The Seventh Circuit today reverses dismissal of a union member's complaint that she was discriminated against in job referrals because of sex, in violation of Title VII. The court observes that she was not obliged to file an EEOC charge the first time she suffered discrimination, and was timely provided that she suffered one denial or more during the 300-day period before filing. The panel also notes that a failure of an applicant to register formally and repeatedly for openings does not necessarily bar a Title VII action.
The Seventh Circuit issues a divided opinion on the issue of "qualified individual" under the ADA, in a case concerning a nursing-home beautician. While unanimously agreeing to reverse summary judgment, the panel splits over the question of how to analyze whether pushing the residents' wheelchairs was properly classified as an "essential function."
The crafters of the 1974 ERISA statute intended participants to have the broadest range of access to federal court, including a special venue statute and national service of process. Under ERISA, venue is proper in "the district where the plan is administered, where the breach took place, or where defendant resides or may be found." 29 U.S.C. § 1132(e)(2). But a 2-1 decision in the Sixth Circuit - four decades after ERISA's passage - threatens that accomplishment, holding that a plan choice-of-forum clause that limited venue to a single district in Iowa five hundred miles from the plan participant could be enforced.
On Monday, the Supreme Court declined to hear any of the seven same-sex marriage cases that were pending before it. Procedurally speaking, this means that the seven appellate decisions striking down bans on same-sex marriage will stand.

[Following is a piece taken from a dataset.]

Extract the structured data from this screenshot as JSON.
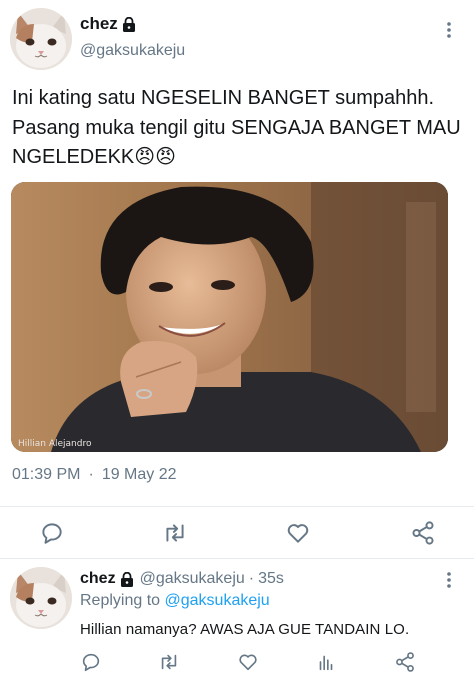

The Eighth Circuit, en banc (9-3), today affirms summary judgment in an ADEA case. The surprise is not so much in the outcome as the vote split, which is not along ordinary lines. In second case, a panel reverses (in part) summary judgment on another ADEA claim, finding that pointed inquiries into an employee's Medicare eligibility and health-plan costs were probative evidence of age bias.
Lawyers who represent employees in the state and local public sector know that, for sex discrimination and harassment claims, they can bring suit under both Title VII of the Civil Rights Act of 1964 and Section 1983 of the Civil Rights Act of 1871. The former law was passed specifically to combat sex discrimination, while the latter attacks discriminatory practices by way of the Fourteenth Amendment Equal Protection Clause. Yet while section 1983 has some specific advantages to employees - there is no administrative prerequisite to file a charge with the EEOC, the limitations period is longer, there is individual liability, and legal relief is uncapped - there are also some distinct disadvantages, such as overcoming qualified immunity. So, in this case, the Second Circuit holds that in contrast to Title VII, a plaintiff must show that each individual defendant was personally motivated by gender in order to establish liability. On this basis, the panel mostly reverses denial of qualified immunity for several individual police officers charged with sex harassment and discrimination.
In his newest Executive Order, Fair Pay and Safe Workplaces, President Obama makes access to justice for workers a priority of his administration. Leading in the forum in which he has control-federal employees and companies that contract with the federal government-this is the third pro-employee Order the President has signed this year. On July 21, 2014, President Obama banned federal contractors from discriminating against gay workers. Then, in January 2014, President Obama raised the minimum wage for new federal contractors to $10.10 an hour.
A continuing, unresolved issue under Title VII is what constitutes discrimination in "terms, conditions, or privileges of employment." Most courts require proof of a "materally adverse employment action," which can include - by way of example - being placed on an onerous schedule or subjected to unhealthful conditions. But the Fifth Circuit has long required proof of a more exacting "ultimate" employment decision, e.g., "hiring, firing, demoting, promoting, granting leave, and compensating." In yesterday's 2-1 decision, though, a panel of the court holds that a material diminution of duties not otherwise accompanied by a change in title or pay may be actionable.
The Fifth Circuit addresses a seldom-litigated question under Title VII, 42 U.S.C. § 2000e(j): whether plaintiffs in religious reasonable-accommodation cases must prove both that they hold sincere ("bona fide") religious convictions, and that the activities to be accommodated constitute true religious beliefs. The panel splits 2-1, with the majority reversing summary judgment for the employer and holding that even a non-religious observance (here, a community service event for the plaintiff's church) might require accommodation.
So far, there has been relatively little case law on the question of when, under Title I of the Americans with Disabilities Act, an employer's medical examination may be deemed job-related and consistent with business necessity under the provisions of 42 U.S.C. § 12112(d)(4)(A). The Sixth Circuit - nearly two years to the day after its first opinion in this long-running case - remands the claim a second time for a jury trial on this issue.